Tag, Tag, Tag
In late January, Jill Homiak, founder of Presenza, a wrap top designer in Alexandria, Virginia, posted this to her company’s Facebook wall: ‘Who else is excited that Sofia Vergara is the new CoverGirl?!?!’ She tagged the word CoverGirl by putting an @ before the ‘c’, thereby alerting CoverGirl to the post. Her plan worked; it not only caught the attention of the cosmetics brand, but the brand ended up ‘liking’ her comment.
“By ‘liking’ my comment, it showed up on their Facebook page, which is ‘liked’ by more than 1.7 million people,” says Homiak. “It gave us huge visibility and we attracted more ‘likes’ in the process.”
Donate to Charity
PaySimple, a cloud-based accounts receivable provider out of Denver, Colorado is taking a touchy-feely approach to attracting ‘likes.’
“We are taking part in a month-long philanthropy campaign where, for every ‘like’ we receive, we will donate $1 to Kids Are Heroes, a non-profit that inspires volunteerism in children,” says Sarah Jordan, the company’s director of marketing, adding that the company is hoping to bring in around 200 likes and, so far, is up 40 from last month.
If you’re inspired to try this but aren’t sure what charity will resonate with your customers, Jordan recommends the trial and error method to see what brings about the most interest.
Host a Giveaway/Contest
On New Year’s Day 2011, Marc Joseph’s Facebook business page had around 3,200 ‘likes.’ Today, it has more than 42,000.
How’d he do it?
“I’ve been doing giveaways every month since January 2011 on Facebook and it has worked beautifully,” says Joseph, CEO and president of DollarDays International, Inc., a wholesale distributor out of Scottsdale, Arizona. “In addition, we really engage with our customers online and ask them what kinds of giveaways they want, which inspires even more attention and comments.”
Contests are also great ‘like’ drivers. Just before Christmas, Brina Bujkovsky, founder of The Younique Boutique in San Marcos, California, offered a free hanging quilt as the prize of a contest asking followers to describe their happiest holiday memories on her business’s Facebook page. The contest worked—her ‘likes’ went from 100 to more than 800 in just two weeks, she selected the winner at random and then asked them to post photos of the quilt once they received it—attracting even more ‘likes.’
Create a Splash Page
A splash page is a gate to one's Facebook wall and usually contains colorful graphics describing a company, promoting products or sales.
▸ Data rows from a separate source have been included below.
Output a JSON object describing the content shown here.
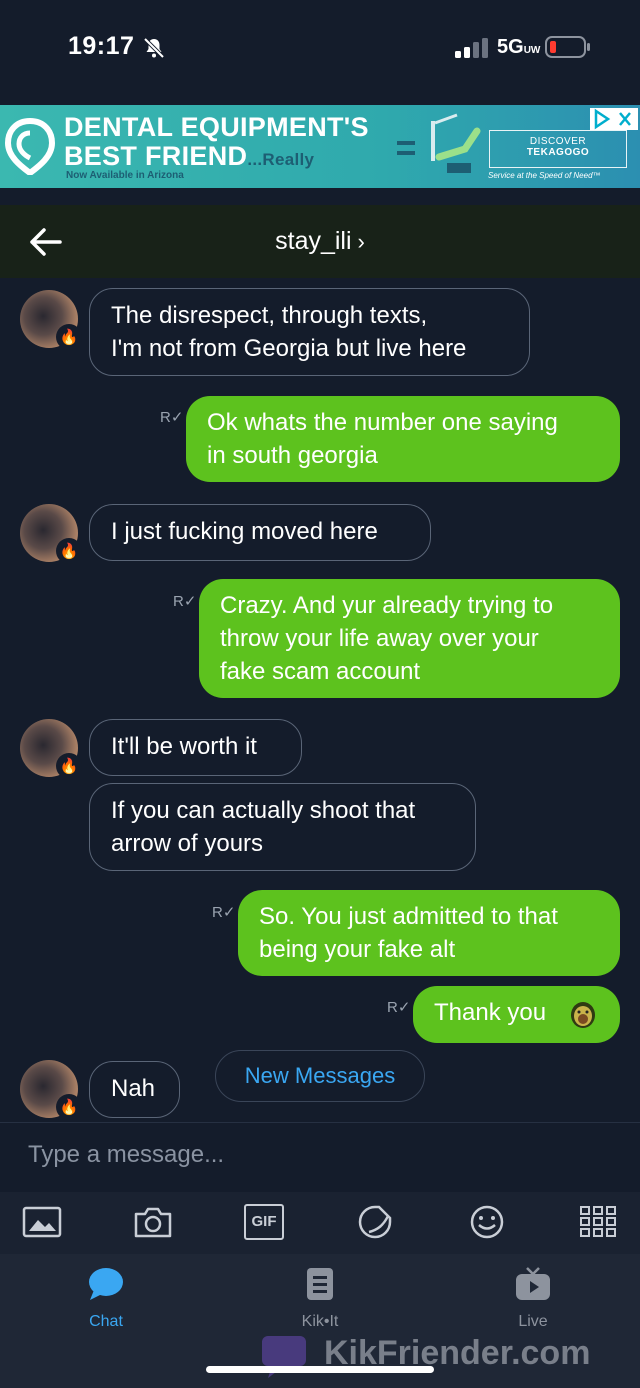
{
  "status_bar": {
    "time": "19:17",
    "network": "5G",
    "network_sup": "UW"
  },
  "ad": {
    "line1": "DENTAL EQUIPMENT'S",
    "line2": "BEST FRIEND",
    "line2_suffix": "...Really",
    "sub": "Now Available in Arizona",
    "box_top": "DISCOVER",
    "box_bottom": "TEKAGOGO",
    "tagline": "Service at the Speed of Need™"
  },
  "header": {
    "title": "stay_ili"
  },
  "messages": [
    {
      "direction": "in",
      "text_l1": "The disrespect, through texts,",
      "text_l2": "I'm not from Georgia but live here"
    },
    {
      "direction": "out",
      "text_l1": "Ok whats the number one saying",
      "text_l2": "in south georgia"
    },
    {
      "direction": "in",
      "text_l1": "I just fucking moved here"
    },
    {
      "direction": "out",
      "text_l1": "Crazy. And yur already trying to",
      "text_l2": "throw your life away over your",
      "text_l3": "fake scam account"
    },
    {
      "direction": "in",
      "text_l1": "It'll be worth it"
    },
    {
      "direction": "in",
      "text_l1": "If you can actually shoot that",
      "text_l2": "arrow of yours"
    },
    {
      "direction": "out",
      "text_l1": "So. You just admitted to that",
      "text_l2": "being your fake alt"
    },
    {
      "direction": "out",
      "text_l1": "Thank you"
    },
    {
      "direction": "in",
      "text_l1": "Nah"
    }
  ],
  "new_messages_label": "New Messages",
  "composer": {
    "placeholder": "Type a message..."
  },
  "toolbar": {
    "gif_label": "GIF"
  },
  "tabs": [
    {
      "label": "Chat",
      "active": true,
      "color": "#3aa7f2"
    },
    {
      "label": "Kik•It",
      "active": false
    },
    {
      "label": "Live",
      "active": false
    }
  ],
  "watermark": "KikFriender.com",
  "colors": {
    "background": "#141c2b",
    "outgoing_bubble": "#5dc21e",
    "accent": "#3aa7f2"
  }
}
Louis Hernandez, Jr., CEO of The Motor Bookstore, a car manual retailer in DeBary, Fla., uses his splash page to capture ‘likes.’
“A splash page asks the visitor to ‘like’ your page before seeing your wall contents,” he says. “You can bypass this, but the majority of visitors will follow instructions.”
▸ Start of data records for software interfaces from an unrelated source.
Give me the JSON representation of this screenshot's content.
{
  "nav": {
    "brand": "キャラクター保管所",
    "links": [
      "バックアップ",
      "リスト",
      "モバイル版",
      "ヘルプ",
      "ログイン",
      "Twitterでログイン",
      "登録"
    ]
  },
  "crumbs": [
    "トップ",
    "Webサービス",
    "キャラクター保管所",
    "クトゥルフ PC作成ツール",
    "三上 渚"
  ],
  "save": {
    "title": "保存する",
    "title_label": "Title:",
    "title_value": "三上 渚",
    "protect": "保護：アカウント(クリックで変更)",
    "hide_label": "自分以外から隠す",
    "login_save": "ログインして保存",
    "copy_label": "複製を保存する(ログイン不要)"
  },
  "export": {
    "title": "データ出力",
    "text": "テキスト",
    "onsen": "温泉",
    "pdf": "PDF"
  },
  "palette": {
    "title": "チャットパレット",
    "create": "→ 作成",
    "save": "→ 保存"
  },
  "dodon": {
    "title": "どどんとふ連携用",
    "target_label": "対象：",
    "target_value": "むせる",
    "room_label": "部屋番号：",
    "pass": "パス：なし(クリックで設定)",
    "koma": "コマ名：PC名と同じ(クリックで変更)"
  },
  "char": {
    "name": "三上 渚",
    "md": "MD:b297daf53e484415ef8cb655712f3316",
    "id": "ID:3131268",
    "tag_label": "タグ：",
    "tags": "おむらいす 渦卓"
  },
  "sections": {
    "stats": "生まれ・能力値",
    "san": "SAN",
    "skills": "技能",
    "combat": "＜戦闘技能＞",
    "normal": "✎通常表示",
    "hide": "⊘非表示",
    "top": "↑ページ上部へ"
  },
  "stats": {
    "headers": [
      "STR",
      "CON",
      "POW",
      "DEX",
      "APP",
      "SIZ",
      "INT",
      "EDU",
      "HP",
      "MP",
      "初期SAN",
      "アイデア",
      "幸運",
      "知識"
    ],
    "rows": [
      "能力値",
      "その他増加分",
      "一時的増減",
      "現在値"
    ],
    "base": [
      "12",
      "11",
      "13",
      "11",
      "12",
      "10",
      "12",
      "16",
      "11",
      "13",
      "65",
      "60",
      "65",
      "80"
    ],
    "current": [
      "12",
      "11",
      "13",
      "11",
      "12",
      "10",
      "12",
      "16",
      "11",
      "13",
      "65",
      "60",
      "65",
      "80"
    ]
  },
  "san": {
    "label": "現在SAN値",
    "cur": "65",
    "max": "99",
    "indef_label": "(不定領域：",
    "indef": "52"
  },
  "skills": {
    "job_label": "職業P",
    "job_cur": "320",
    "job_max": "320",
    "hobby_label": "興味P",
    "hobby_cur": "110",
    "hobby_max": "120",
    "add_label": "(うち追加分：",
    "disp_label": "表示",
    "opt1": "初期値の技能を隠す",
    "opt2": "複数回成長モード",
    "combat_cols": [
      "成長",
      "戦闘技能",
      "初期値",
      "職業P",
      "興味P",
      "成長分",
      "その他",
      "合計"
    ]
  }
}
In an effort to get the word out about her harp performance business, Merry Miller turned to Facebook in a creative way: she asked followers to do the work for her.
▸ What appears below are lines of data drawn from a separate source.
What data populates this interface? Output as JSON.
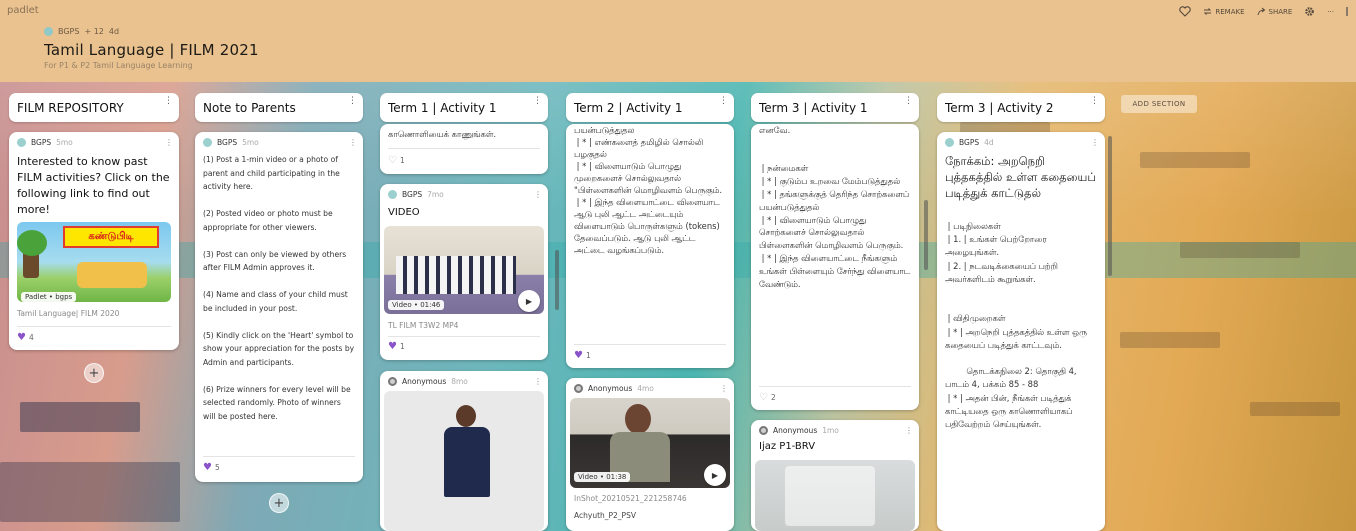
{
  "header": {
    "brand": "padlet",
    "author": "BGPS",
    "contributors": "+ 12",
    "age": "4d",
    "title": "Tamil Language | FILM 2021",
    "subtitle": "For P1 & P2 Tamil Language Learning",
    "remake_label": "REMAKE",
    "share_label": "SHARE",
    "more_label": "···"
  },
  "add_section_label": "ADD SECTION",
  "columns": [
    {
      "title": "FILM REPOSITORY"
    },
    {
      "title": "Note to Parents"
    },
    {
      "title": "Term 1 | Activity 1"
    },
    {
      "title": "Term 2 | Activity 1"
    },
    {
      "title": "Term 3 | Activity 1"
    },
    {
      "title": "Term 3 | Activity 2"
    }
  ],
  "posts": {
    "repo": {
      "author": "BGPS",
      "age": "5mo",
      "text": "Interested to know past FILM activities? Click on the following link to find out more!",
      "link_banner": "கண்டுபிடி",
      "link_pill": "Padlet • bgps",
      "link_caption": "Tamil Language| FILM 2020",
      "likes": "4"
    },
    "note": {
      "author": "BGPS",
      "age": "5mo",
      "text": "(1) Post a 1-min video or a photo of parent and child participating in the activity here.\n\n(2) Posted video or photo must be appropriate for other viewers.\n\n(3) Post can only be viewed by others after FILM Admin approves it.\n\n(4) Name and class of your child must be included in your post.\n\n(5) Kindly click on the 'Heart' symbol to show your appreciation for the posts by Admin and participants.\n\n(6) Prize winners for every level will be selected randomly. Photo of winners will be posted here.",
      "likes": "5"
    },
    "t1a": {
      "text": "காணொளியைக் காணுங்கள்.",
      "likes": "1"
    },
    "t1b": {
      "author": "BGPS",
      "age": "7mo",
      "heading": "VIDEO",
      "video_pill": "Video • 01:46",
      "caption": "TL FILM T3W2 MP4",
      "likes": "1"
    },
    "t1c": {
      "author": "Anonymous",
      "age": "8mo"
    },
    "t2a": {
      "text": "பயன்படுத்துதல\n | * | எண்களைத் தமிழில் சொல்லி பழகுதல்\n | * | விளையாடும் பொழுது முறைகளைச் சொல்லுவதால் \"பிள்ளைகளின் மொழிவளம் பெருகும்.\n | * | இந்த விளையாட்டை விளையாட ஆடு புலி ஆட்ட அட்டையும் விளையாடும் பொருள்களும் (tokens) தேவைப்படும். ஆடு புலி ஆட்ட அட்டை வழங்கப்படும்.",
      "likes": "1"
    },
    "t2b": {
      "author": "Anonymous",
      "age": "4mo",
      "video_pill": "Video • 01:38",
      "caption": "InShot_20210521_221258746",
      "caption2": "Achyuth_P2_PSV"
    },
    "t3a": {
      "text": "எனவே.\n\n\n | நன்மைகள்\n | * | குடும்ப உறவை மேம்படுத்துதல்\n | * | தங்களுக்குத் தெரிந்த சொற்களைப் பயன்படுத்துதல்\n | * | விளையாடும் பொழுது சொற்களைச் சொல்லுவதால் பிள்ளைகளின் மொழிவளம் பெருகும்.\n | * | இந்த விளையாட்டை நீங்களும் உங்கள் பிள்ளையும் சேர்ந்து விளையாட வேண்டும்.",
      "likes": "2"
    },
    "t3b": {
      "author": "Anonymous",
      "age": "1mo",
      "heading": "Ijaz P1-BRV"
    },
    "t3c": {
      "author": "BGPS",
      "age": "4d",
      "heading": "நோக்கம்: அறநெறி புத்தகத்தில் உள்ள கதையைப் படித்துக் காட்டுதல்",
      "text": " | படிநிலைகள்\n | 1. | உங்கள் பெற்றோரை அழையுங்கள்.\n | 2. | நடவடிக்கையைப் பற்றி அவர்களிடம் கூறுங்கள்.\n\n\n | விதிமுறைகள்\n | * | அறநெறி புத்தகத்தில் உள்ள ஒரு கதையைப் படித்துக் காட்டவும்.\n\n        தொடக்கநிலை 2: தொகுதி 4, பாடம் 4, பக்கம் 85 - 88\n | * | அதன் பின், நீங்கள் படித்துக் காட்டியதை ஒரு காணொளியாகப் பதிவேற்றம் செய்யுங்கள்."
    }
  }
}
“I inspired my base to re-post a link to my love CD by offering to play a wedding for free to the person who got the most likes on my link,” she says. “I captured 100 likes in the first day.”
Facebook users hate a hard sell. Endear your business to followers by posting on personal topics such a popular sports games and how you feel about the weather. Michael D. Haaren, co-founder of Rat Race Rebellion, a work-from-home job board out of Annandale, Virginia, posts about his obsession with Nutella and gets tons of feedback as well as ‘likes.’
Bottom line: remember to put the ‘social’ in social media; don’t talk at your consumers. They will just tune out.
Photo creidt: Thinkstock